Turning to the novelettes, “Random” is another “life or death in a hostile environment” tale like “Optimizing,” “Shepherd,” and “Off-Road.” It has some Null-A and (literally) “Cold Equations” resonances as it describes a man trying to save a frozen woman from hostile alien critters who are even colder. While no editorial note identifies it as being in a series, the background seemed rather sketchy and it feels like it assumes you’ve read something else, but the major elements became clear enough and it became somewhat exciting as the story progressed. “Trapezium,” like “Parts,” feels like a lesser “Black Destroyer” as a small crew invite an aggressive biomechanoid alien on board as part of a trade deal and then try to keep it in check and not become its prey. The science elements of this seem weak but the dramatic aspects aren’t bad. The latest “Hub” story is a sort of bedroom farce with a safe, a “hotel,” and a spy, with people of various species and genders and states of undress running around and being silly as all the multi-dimensional doors of the tesseract suites get screwed up until all things “work out” in their ways in the end. “Pendant” is one of the two “retro” stories of the issue, being set in France in 1794, so that we can learn about Robespierre’s very limited time (viewer) machine through the eyes of the Englishman brought in to repair it with death as the alternative to (or perhaps even consequent of) success. There’s really no SF here – the device may be some piece of secret history or translated from the future or dumped off by aliens but it’s basically magic despite efforts to make it at least proto-steampunk-like but the protagonist and his ambiguous female “friend” are well-drawn and the “period” part of it is readable enough.

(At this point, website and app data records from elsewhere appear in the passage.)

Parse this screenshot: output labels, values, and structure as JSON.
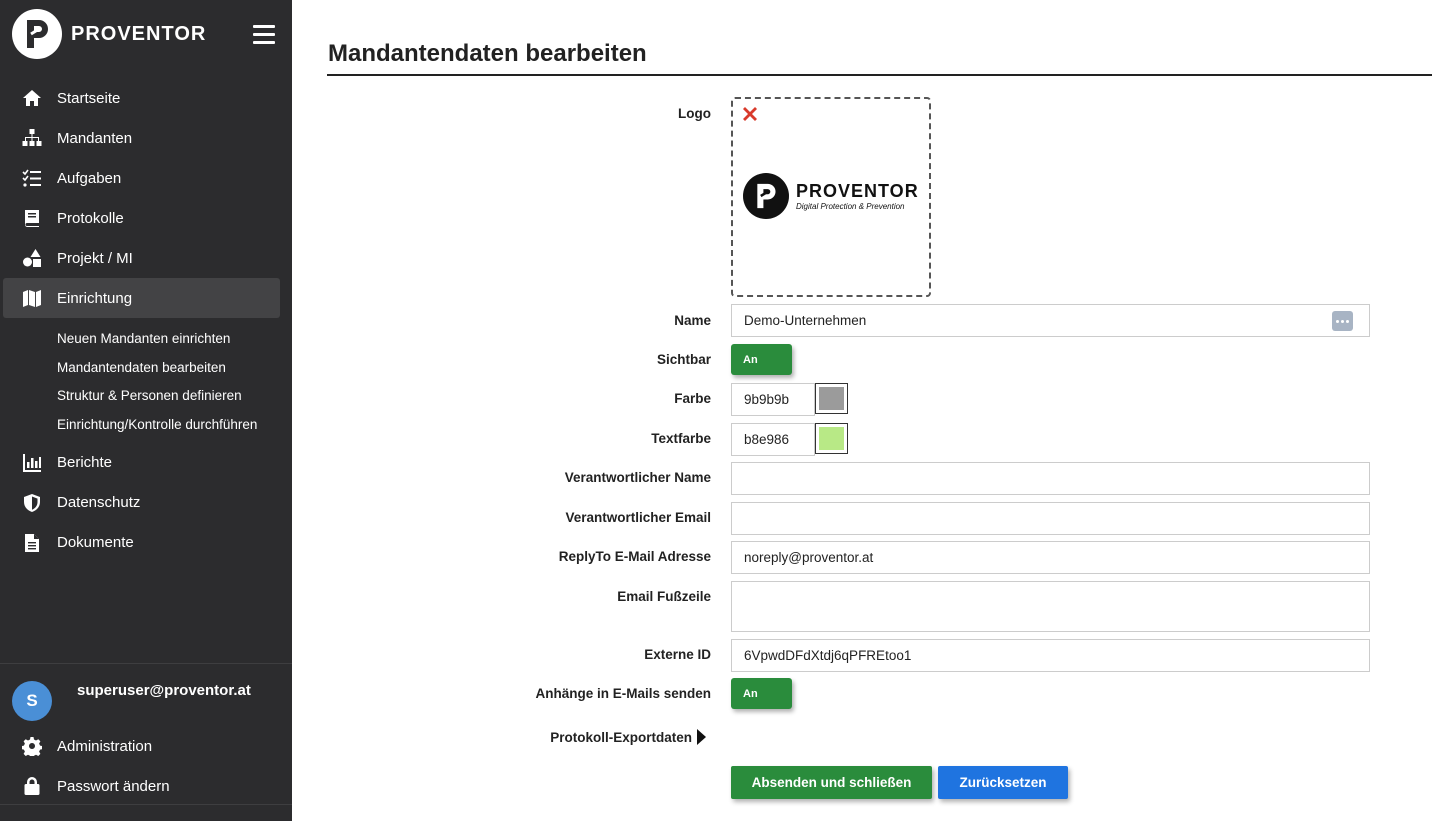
{
  "brand": {
    "name": "PROVENTOR"
  },
  "nav": {
    "items": [
      {
        "label": "Startseite",
        "icon": "home-icon"
      },
      {
        "label": "Mandanten",
        "icon": "sitemap-icon"
      },
      {
        "label": "Aufgaben",
        "icon": "tasks-icon"
      },
      {
        "label": "Protokolle",
        "icon": "book-icon"
      },
      {
        "label": "Projekt / MI",
        "icon": "shapes-icon"
      },
      {
        "label": "Einrichtung",
        "icon": "map-icon"
      }
    ],
    "sub": [
      {
        "label": "Neuen Mandanten einrichten"
      },
      {
        "label": "Mandantendaten bearbeiten"
      },
      {
        "label": "Struktur & Personen definieren"
      },
      {
        "label": "Einrichtung/Kontrolle durchführen"
      }
    ],
    "more": [
      {
        "label": "Berichte",
        "icon": "chart-icon"
      },
      {
        "label": "Datenschutz",
        "icon": "shield-icon"
      },
      {
        "label": "Dokumente",
        "icon": "document-icon"
      }
    ]
  },
  "user": {
    "initial": "S",
    "email": "superuser@proventor.at",
    "admin_label": "Administration",
    "password_label": "Passwort ändern"
  },
  "page": {
    "title": "Mandantendaten bearbeiten"
  },
  "form": {
    "logo_label": "Logo",
    "logo_brand": "PROVENTOR",
    "logo_tagline": "Digital Protection & Prevention",
    "name_label": "Name",
    "name_value": "Demo-Unternehmen",
    "visible_label": "Sichtbar",
    "visible_value": "An",
    "color_label": "Farbe",
    "color_value": "9b9b9b",
    "color_swatch": "#9b9b9b",
    "textcolor_label": "Textfarbe",
    "textcolor_value": "b8e986",
    "textcolor_swatch": "#b8e986",
    "resp_name_label": "Verantwortlicher Name",
    "resp_name_value": "",
    "resp_email_label": "Verantwortlicher Email",
    "resp_email_value": "",
    "replyto_label": "ReplyTo E-Mail Adresse",
    "replyto_value": "noreply@proventor.at",
    "footer_label": "Email Fußzeile",
    "external_id_label": "Externe ID",
    "external_id_value": "6VpwdDFdXtdj6qPFREtoo1",
    "attachments_label": "Anhänge in E-Mails senden",
    "attachments_value": "An",
    "export_label": "Protokoll-Exportdaten",
    "submit_label": "Absenden und schließen",
    "reset_label": "Zurücksetzen"
  },
  "colors": {
    "sidebar_bg": "#2c2c2e",
    "success": "#2a8c3c",
    "primary": "#1f74e0",
    "avatar": "#4a8fd6",
    "remove": "#d93a2b"
  }
}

While set in the present, “Harry” is steeped in the Lewis and Clark expedition from which everything in it derives. The protagonist is an interesting combination: ex-history academic turned tabloid reporter. The woman who sets him on the trail of his great discovery is a similar mixture, being a smart and capable woman with the money-making public persona of a ditz (and she’s also the boss’s daughter). Due to the story of one of her ancestors, she wants to find out more and our hero is up to the task (with sufficient extra funds from her). What follows pulls in a staggering number of threads to create a conspiracy theory of truly vast scope. It has at least a couple of downsides. In internal fictional terms, it’s weakly held together and contains many contradictory elements that are supposed to be proofs. In contemporary social terms, I don’t know that this sort of story is helpful. Still, a lot of work went into this and it was quite interesting, so (like “Coffee” and its humor) I have to note it.